So he’s going to move it, and to do that, he must stop the traffic. At the flick of the switch on the Land Rover Discovery’s ‘rolling road’ control panel, the LED message board at the rear of the vehicle displays ‘Slow down’. I turn around in my seat to see the few cars following us fall back. Tony wants to build up a head of traffic so that the lanes behind us become clogged, preventing an impatient driver making a break for it.
Mike, his colleague and our driver, positions the car in the middle of the motorway and, as the abandoned bonnet comes into view, he slows to a crawl before swinging the wheel and pulling up at an angle. Tony flicks the switch marked ‘Stop’.
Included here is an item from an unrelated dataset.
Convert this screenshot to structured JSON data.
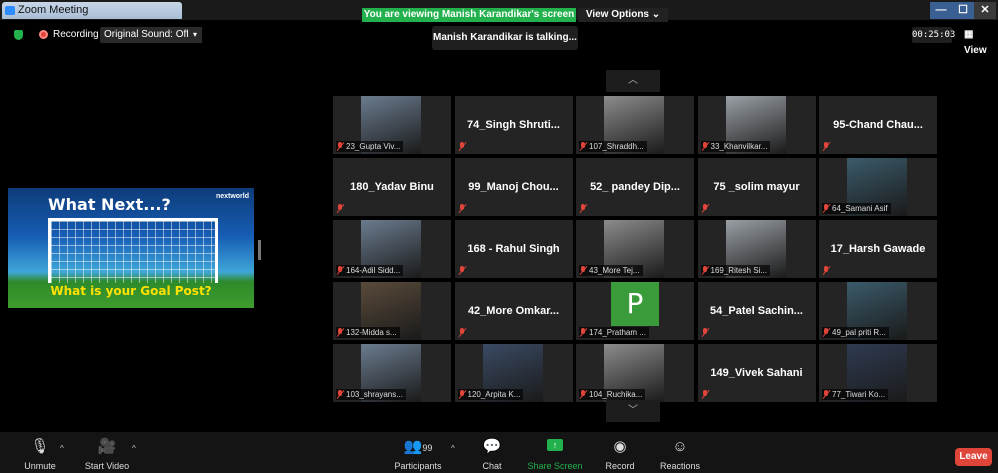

I look behind again. The two lanes are thick with cars and trucks, all of them at a standstill. Tony jumps out and drags the discarded bonnet to the nearside verge, from where it’ll be retrieved later by a recovery crew.
It’s hard not to feel a twinge of sympathy for the drivers behind us. There you are, late for a business meeting and here, in the words of one popular pundit, is one of those ‘motorway Wombles: a fat bloke with facial hair and a Napoleon complex’, holding you up and ruining your day.
True, Tony has a beard, and both he and Mike are not exactly svelte (an hour earlier, we stopped for what they called a ‘strategic Greggs’ at Clackett Lane Services) but both deny they have a Napoleon complex.
“We’re not frustrated coppers,” says Tony, who used to work in the control centre at Southern Water (Mike is a qualified advanced driving instructor), after he has climbed back into the car and extinguished the ‘Stop’ message. “In fact, sometimes, we get frustrated with the coppers.”